**SUPPLIED RECORDS**
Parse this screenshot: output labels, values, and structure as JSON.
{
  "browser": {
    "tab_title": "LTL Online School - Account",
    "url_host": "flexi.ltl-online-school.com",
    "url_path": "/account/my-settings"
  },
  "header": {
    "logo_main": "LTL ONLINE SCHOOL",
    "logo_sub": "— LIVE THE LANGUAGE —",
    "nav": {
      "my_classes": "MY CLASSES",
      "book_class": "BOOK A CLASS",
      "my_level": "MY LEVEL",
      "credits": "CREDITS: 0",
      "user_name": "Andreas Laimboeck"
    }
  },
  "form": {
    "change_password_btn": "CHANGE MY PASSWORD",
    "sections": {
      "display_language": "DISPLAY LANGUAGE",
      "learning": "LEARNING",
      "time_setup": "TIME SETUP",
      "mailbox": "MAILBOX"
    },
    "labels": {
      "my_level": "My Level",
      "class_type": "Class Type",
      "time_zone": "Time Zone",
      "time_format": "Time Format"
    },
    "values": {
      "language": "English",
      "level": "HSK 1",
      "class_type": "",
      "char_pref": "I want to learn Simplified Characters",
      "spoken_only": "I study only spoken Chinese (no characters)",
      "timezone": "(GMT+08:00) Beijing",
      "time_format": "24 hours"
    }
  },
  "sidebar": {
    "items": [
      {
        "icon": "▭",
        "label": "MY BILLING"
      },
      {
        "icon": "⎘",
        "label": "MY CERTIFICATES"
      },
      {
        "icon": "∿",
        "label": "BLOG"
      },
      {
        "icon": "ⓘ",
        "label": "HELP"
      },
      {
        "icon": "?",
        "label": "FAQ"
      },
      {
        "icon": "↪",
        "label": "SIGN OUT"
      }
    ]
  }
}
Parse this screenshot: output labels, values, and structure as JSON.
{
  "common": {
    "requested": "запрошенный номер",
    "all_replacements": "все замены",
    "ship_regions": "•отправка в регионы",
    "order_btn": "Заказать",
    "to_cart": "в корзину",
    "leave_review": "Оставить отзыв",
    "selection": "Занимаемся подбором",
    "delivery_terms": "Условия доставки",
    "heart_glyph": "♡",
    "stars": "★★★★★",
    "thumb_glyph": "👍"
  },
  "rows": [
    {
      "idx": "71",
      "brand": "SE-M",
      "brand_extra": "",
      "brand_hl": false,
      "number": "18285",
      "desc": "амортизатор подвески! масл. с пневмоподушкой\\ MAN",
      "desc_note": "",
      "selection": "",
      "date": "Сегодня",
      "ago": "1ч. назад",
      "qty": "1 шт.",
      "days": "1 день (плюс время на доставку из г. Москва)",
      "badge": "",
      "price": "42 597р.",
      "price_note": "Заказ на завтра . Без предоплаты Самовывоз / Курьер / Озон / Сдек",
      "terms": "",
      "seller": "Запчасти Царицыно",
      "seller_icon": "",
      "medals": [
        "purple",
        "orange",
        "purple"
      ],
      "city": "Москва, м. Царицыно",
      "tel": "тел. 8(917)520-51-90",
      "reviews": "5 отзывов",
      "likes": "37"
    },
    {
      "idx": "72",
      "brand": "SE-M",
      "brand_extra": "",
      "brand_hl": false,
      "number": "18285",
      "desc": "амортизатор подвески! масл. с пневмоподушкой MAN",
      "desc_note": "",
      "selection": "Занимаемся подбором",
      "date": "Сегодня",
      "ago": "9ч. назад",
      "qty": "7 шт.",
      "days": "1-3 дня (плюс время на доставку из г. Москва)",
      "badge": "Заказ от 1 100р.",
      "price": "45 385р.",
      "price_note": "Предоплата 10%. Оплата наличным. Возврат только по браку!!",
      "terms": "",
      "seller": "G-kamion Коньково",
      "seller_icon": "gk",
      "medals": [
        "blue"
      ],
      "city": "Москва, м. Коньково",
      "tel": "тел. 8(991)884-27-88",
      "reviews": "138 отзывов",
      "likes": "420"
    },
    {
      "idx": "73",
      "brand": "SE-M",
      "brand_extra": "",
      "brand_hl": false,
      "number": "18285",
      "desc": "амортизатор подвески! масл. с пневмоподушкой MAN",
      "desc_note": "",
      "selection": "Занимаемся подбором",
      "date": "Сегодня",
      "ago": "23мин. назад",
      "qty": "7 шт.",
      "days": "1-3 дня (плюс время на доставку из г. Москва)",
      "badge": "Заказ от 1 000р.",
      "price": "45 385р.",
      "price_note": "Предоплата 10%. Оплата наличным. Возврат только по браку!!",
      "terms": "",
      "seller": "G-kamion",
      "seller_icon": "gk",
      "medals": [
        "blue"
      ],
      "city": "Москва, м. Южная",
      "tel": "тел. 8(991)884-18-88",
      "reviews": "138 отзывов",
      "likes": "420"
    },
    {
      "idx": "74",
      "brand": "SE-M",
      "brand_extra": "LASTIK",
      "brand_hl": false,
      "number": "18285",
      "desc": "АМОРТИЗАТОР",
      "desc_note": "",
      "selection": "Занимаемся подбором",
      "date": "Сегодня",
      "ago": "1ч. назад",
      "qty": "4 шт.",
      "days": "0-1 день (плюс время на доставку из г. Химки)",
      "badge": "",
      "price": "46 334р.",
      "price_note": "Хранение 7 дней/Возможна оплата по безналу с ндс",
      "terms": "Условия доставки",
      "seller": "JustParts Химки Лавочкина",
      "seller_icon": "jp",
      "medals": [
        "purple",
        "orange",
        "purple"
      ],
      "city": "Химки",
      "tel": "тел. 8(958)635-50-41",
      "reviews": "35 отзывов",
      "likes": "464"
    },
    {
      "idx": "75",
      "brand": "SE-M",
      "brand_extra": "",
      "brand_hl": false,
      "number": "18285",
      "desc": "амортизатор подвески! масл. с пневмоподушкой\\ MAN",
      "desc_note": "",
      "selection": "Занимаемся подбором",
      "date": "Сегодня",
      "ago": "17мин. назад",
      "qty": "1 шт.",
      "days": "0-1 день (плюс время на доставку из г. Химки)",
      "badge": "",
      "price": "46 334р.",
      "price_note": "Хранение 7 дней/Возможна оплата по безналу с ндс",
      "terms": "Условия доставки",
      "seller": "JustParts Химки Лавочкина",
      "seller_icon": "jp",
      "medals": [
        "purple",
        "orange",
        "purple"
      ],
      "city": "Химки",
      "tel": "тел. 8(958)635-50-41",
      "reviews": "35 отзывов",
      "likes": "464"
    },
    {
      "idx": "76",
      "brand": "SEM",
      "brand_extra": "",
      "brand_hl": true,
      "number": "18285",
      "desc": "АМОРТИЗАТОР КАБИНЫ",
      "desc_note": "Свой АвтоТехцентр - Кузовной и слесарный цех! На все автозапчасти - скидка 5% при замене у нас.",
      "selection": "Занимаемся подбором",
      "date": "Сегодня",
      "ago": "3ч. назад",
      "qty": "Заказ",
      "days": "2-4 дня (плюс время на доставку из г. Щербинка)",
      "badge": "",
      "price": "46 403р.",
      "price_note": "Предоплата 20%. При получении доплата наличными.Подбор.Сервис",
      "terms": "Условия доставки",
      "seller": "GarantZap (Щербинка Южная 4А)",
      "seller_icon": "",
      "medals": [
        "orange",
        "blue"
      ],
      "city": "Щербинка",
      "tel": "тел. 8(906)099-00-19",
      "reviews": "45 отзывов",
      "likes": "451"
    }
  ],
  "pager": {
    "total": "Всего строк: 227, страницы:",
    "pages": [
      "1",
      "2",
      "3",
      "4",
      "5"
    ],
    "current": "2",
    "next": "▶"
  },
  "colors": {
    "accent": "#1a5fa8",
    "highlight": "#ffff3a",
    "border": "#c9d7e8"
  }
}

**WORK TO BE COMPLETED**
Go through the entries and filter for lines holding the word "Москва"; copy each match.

**TASK ANSWER**
      "days": "1 день (плюс время на доставку из г. Москва)",
      "city": "Москва, м. Царицыно",
      "days": "1-3 дня (плюс время на доставку из г. Москва)",
      "city": "Москва, м. Коньково",
      "days": "1-3 дня (плюс время на доставку из г. Москва)",
      "city": "Москва, м. Южная",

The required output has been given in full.